We quickly realised my unflexible hips was the biggest issue, it almost always is in riders as it is far too easy to keep your balance by keeping your hips tense and by doing so hinder the horse from moving correctly. We started with exercises meant to loosen the hips. For example lift one or both legs upwards and then kick downwards, kick a straight leg towards a hand in front of me three times and lastly lift both knees outwards and up and only balance on my sit bones for three seconds. All of this without my upper body falling forward, which is something it easily does.
To find Pargon's movements and not block them I did small cycling motions with my knees, up and down, in the same step as him. I also got to put my left hand on his right point of hip, this of course made my hips less flexible, but after som practice I got it working.

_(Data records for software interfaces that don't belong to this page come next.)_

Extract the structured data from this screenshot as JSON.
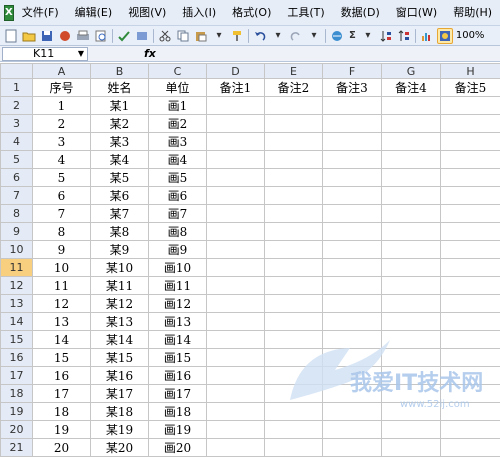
{
  "menu": [
    "文件(F)",
    "编辑(E)",
    "视图(V)",
    "插入(I)",
    "格式(O)",
    "工具(T)",
    "数据(D)",
    "窗口(W)",
    "帮助(H)"
  ],
  "toolbar": {
    "sum": "Σ",
    "zoom": "100%"
  },
  "formula_bar": {
    "name_box": "K11",
    "fx": "fx"
  },
  "columns": [
    "A",
    "B",
    "C",
    "D",
    "E",
    "F",
    "G",
    "H"
  ],
  "selected_row": "11",
  "header_row": {
    "num": "1",
    "cells": [
      "序号",
      "姓名",
      "单位",
      "备注1",
      "备注2",
      "备注3",
      "备注4",
      "备注5"
    ]
  },
  "rows": [
    {
      "num": "2",
      "a": "1",
      "b": "某1",
      "c": "画1"
    },
    {
      "num": "3",
      "a": "2",
      "b": "某2",
      "c": "画2"
    },
    {
      "num": "4",
      "a": "3",
      "b": "某3",
      "c": "画3"
    },
    {
      "num": "5",
      "a": "4",
      "b": "某4",
      "c": "画4"
    },
    {
      "num": "6",
      "a": "5",
      "b": "某5",
      "c": "画5"
    },
    {
      "num": "7",
      "a": "6",
      "b": "某6",
      "c": "画6"
    },
    {
      "num": "8",
      "a": "7",
      "b": "某7",
      "c": "画7"
    },
    {
      "num": "9",
      "a": "8",
      "b": "某8",
      "c": "画8"
    },
    {
      "num": "10",
      "a": "9",
      "b": "某9",
      "c": "画9"
    },
    {
      "num": "11",
      "a": "10",
      "b": "某10",
      "c": "画10"
    },
    {
      "num": "12",
      "a": "11",
      "b": "某11",
      "c": "画11"
    },
    {
      "num": "13",
      "a": "12",
      "b": "某12",
      "c": "画12"
    },
    {
      "num": "14",
      "a": "13",
      "b": "某13",
      "c": "画13"
    },
    {
      "num": "15",
      "a": "14",
      "b": "某14",
      "c": "画14"
    },
    {
      "num": "16",
      "a": "15",
      "b": "某15",
      "c": "画15"
    },
    {
      "num": "17",
      "a": "16",
      "b": "某16",
      "c": "画16"
    },
    {
      "num": "18",
      "a": "17",
      "b": "某17",
      "c": "画17"
    },
    {
      "num": "19",
      "a": "18",
      "b": "某18",
      "c": "画18"
    },
    {
      "num": "20",
      "a": "19",
      "b": "某19",
      "c": "画19"
    },
    {
      "num": "21",
      "a": "20",
      "b": "某20",
      "c": "画20"
    }
  ],
  "watermark": {
    "text": "我爱IT技术网",
    "url": "www.52ij.com"
  },
  "colors": {
    "menu_bg": "#e6edf7",
    "header_bg": "#e4ebf6",
    "selected_row_bg": "#f8cf7e",
    "grid_line": "#c6c6c6"
  }
}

All these exercises was first done in walk but later also in trot. Pargon had a really nice, comfortable trot and was also trained to stop when the rider pressed the knees or locked the hips, so it was really easy to use my body correctly and follow his movements. He gave me instant feedback when I lost my relaxation.
After this we focused a bit on the position of the leg. You should sit with a slightly bent knee and an imagined straight line going through the shoulders, hips and heels. To know where the skank should be you pull it backwards until you can feel the horse's stomach. The legs should stay in this position, with the toes up and a slight oscillation backwards/downwards in the feet. I felt really strange in this position, the feet felt far behind me, but then Lena showed me how it looked in a mirror and I sat in a perfect basic seat.
As a last exercise I kicked one leg downwards and the other leg should only move a small bit backwards while the knee should leave the saddle.
As I had expected I was really rigid in my hips, it hurt really badly the whole lesson, but I didn’t want to stop anyway. I got praise for my nicely filled lower back and for my balance. I also got another perspective on how unflexible I am, or rather not am, as I was more flexible than many of her other students. Even though I have a good balance, when I lose it I have a tendency to fall forward. This is something I definitely need to work on more. All in all it was a great experience and I learned a lot about myself, my body and how much pain I can take when I am having fun. I did however regret my decision to go there by bike, my hips complained all the way home.